## Instructions to follow
Leave the pictures out and return every line below exactly.

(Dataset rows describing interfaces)

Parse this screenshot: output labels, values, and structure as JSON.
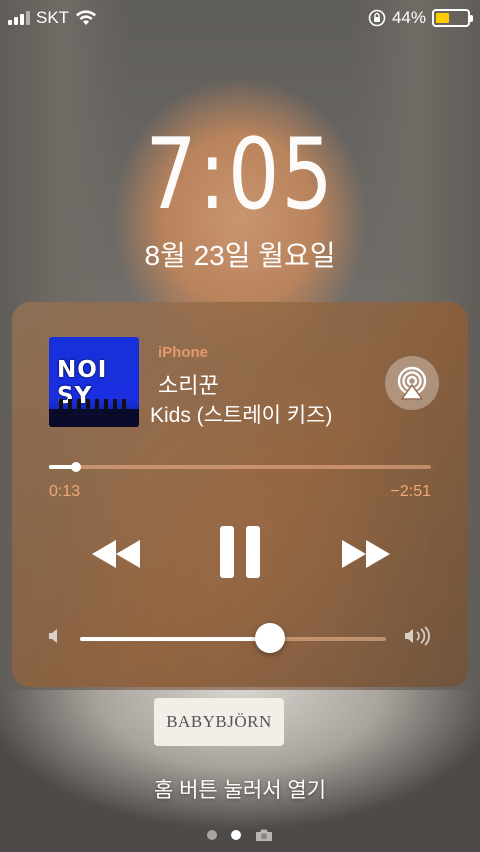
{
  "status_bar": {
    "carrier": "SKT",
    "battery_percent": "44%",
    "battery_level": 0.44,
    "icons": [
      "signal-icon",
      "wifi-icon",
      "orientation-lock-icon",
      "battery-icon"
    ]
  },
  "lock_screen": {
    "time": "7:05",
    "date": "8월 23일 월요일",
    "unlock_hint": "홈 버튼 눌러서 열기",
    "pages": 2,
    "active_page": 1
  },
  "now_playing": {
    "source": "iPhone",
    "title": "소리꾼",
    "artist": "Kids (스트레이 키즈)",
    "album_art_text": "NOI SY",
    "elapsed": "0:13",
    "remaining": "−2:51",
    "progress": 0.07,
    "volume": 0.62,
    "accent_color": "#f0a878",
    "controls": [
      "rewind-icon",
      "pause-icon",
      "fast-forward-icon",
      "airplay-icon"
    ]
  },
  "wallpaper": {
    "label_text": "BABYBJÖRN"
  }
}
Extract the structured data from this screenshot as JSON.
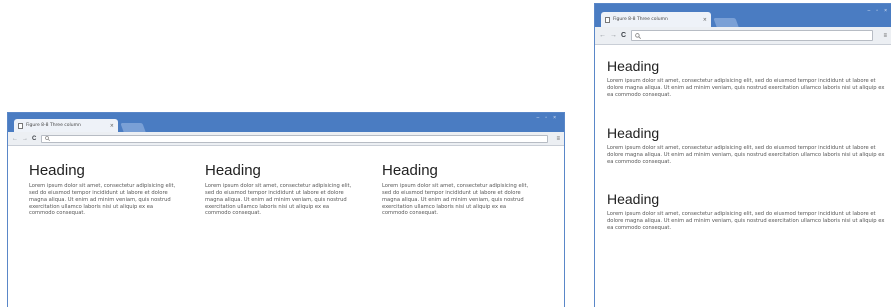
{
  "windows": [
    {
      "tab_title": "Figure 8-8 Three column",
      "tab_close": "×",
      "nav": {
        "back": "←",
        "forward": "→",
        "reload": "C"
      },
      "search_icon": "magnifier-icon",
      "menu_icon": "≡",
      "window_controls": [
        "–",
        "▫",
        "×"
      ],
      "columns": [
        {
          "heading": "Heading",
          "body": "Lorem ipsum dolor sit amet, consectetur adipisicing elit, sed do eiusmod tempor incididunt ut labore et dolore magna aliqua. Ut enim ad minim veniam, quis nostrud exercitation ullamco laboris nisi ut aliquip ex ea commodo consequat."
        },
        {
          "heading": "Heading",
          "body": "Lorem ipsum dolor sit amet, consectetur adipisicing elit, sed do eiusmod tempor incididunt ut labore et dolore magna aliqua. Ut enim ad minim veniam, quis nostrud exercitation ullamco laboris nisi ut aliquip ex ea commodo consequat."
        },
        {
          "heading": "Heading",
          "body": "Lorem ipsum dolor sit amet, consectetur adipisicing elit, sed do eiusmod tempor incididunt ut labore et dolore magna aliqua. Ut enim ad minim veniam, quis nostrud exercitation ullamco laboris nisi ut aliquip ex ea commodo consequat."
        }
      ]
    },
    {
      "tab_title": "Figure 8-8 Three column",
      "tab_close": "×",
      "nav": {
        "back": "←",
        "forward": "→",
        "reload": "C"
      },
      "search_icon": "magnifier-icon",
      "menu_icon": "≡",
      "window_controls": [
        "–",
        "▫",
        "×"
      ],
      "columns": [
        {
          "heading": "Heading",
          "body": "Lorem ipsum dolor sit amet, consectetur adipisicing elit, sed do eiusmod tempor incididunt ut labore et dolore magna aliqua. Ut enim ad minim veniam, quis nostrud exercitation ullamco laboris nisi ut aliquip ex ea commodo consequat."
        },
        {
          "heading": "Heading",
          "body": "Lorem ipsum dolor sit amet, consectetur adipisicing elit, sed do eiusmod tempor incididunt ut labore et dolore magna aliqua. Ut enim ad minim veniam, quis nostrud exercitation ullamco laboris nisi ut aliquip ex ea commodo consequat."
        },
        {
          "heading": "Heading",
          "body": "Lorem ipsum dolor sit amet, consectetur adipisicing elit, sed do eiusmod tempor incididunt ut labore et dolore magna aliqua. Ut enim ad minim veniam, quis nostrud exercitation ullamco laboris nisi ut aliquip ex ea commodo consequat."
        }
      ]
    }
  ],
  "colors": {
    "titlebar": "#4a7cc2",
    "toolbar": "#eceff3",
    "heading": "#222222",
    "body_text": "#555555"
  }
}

## Task result
Parse this screenshot: output labels, values, and structure as JSON.
{
  "status_bar": {
    "carrier": "SKT",
    "battery_percent": "44%",
    "battery_level": 0.44,
    "icons": [
      "signal-icon",
      "wifi-icon",
      "orientation-lock-icon",
      "battery-icon"
    ]
  },
  "lock_screen": {
    "time": "7:05",
    "date": "8월 23일 월요일",
    "unlock_hint": "홈 버튼 눌러서 열기",
    "pages": 2,
    "active_page": 1
  },
  "now_playing": {
    "source": "iPhone",
    "title": "소리꾼",
    "artist": "Kids (스트레이 키즈)",
    "album_art_text": "NOI SY",
    "elapsed": "0:13",
    "remaining": "−2:51",
    "progress": 0.07,
    "volume": 0.62,
    "accent_color": "#f0a878",
    "controls": [
      "rewind-icon",
      "pause-icon",
      "fast-forward-icon",
      "airplay-icon"
    ]
  },
  "wallpaper": {
    "label_text": "BABYBJÖRN"
  }
}
Extract the structured data from this screenshot as JSON.
{
  "windows": [
    {
      "tab_title": "Figure 8-8 Three column",
      "tab_close": "×",
      "nav": {
        "back": "←",
        "forward": "→",
        "reload": "C"
      },
      "search_icon": "magnifier-icon",
      "menu_icon": "≡",
      "window_controls": [
        "–",
        "▫",
        "×"
      ],
      "columns": [
        {
          "heading": "Heading",
          "body": "Lorem ipsum dolor sit amet, consectetur adipisicing elit, sed do eiusmod tempor incididunt ut labore et dolore magna aliqua. Ut enim ad minim veniam, quis nostrud exercitation ullamco laboris nisi ut aliquip ex ea commodo consequat."
        },
        {
          "heading": "Heading",
          "body": "Lorem ipsum dolor sit amet, consectetur adipisicing elit, sed do eiusmod tempor incididunt ut labore et dolore magna aliqua. Ut enim ad minim veniam, quis nostrud exercitation ullamco laboris nisi ut aliquip ex ea commodo consequat."
        },
        {
          "heading": "Heading",
          "body": "Lorem ipsum dolor sit amet, consectetur adipisicing elit, sed do eiusmod tempor incididunt ut labore et dolore magna aliqua. Ut enim ad minim veniam, quis nostrud exercitation ullamco laboris nisi ut aliquip ex ea commodo consequat."
        }
      ]
    },
    {
      "tab_title": "Figure 8-8 Three column",
      "tab_close": "×",
      "nav": {
        "back": "←",
        "forward": "→",
        "reload": "C"
      },
      "search_icon": "magnifier-icon",
      "menu_icon": "≡",
      "window_controls": [
        "–",
        "▫",
        "×"
      ],
      "columns": [
        {
          "heading": "Heading",
          "body": "Lorem ipsum dolor sit amet, consectetur adipisicing elit, sed do eiusmod tempor incididunt ut labore et dolore magna aliqua. Ut enim ad minim veniam, quis nostrud exercitation ullamco laboris nisi ut aliquip ex ea commodo consequat."
        },
        {
          "heading": "Heading",
          "body": "Lorem ipsum dolor sit amet, consectetur adipisicing elit, sed do eiusmod tempor incididunt ut labore et dolore magna aliqua. Ut enim ad minim veniam, quis nostrud exercitation ullamco laboris nisi ut aliquip ex ea commodo consequat."
        },
        {
          "heading": "Heading",
          "body": "Lorem ipsum dolor sit amet, consectetur adipisicing elit, sed do eiusmod tempor incididunt ut labore et dolore magna aliqua. Ut enim ad minim veniam, quis nostrud exercitation ullamco laboris nisi ut aliquip ex ea commodo consequat."
        }
      ]
    }
  ],
  "colors": {
    "titlebar": "#4a7cc2",
    "toolbar": "#eceff3",
    "heading": "#222222",
    "body_text": "#555555"
  }
}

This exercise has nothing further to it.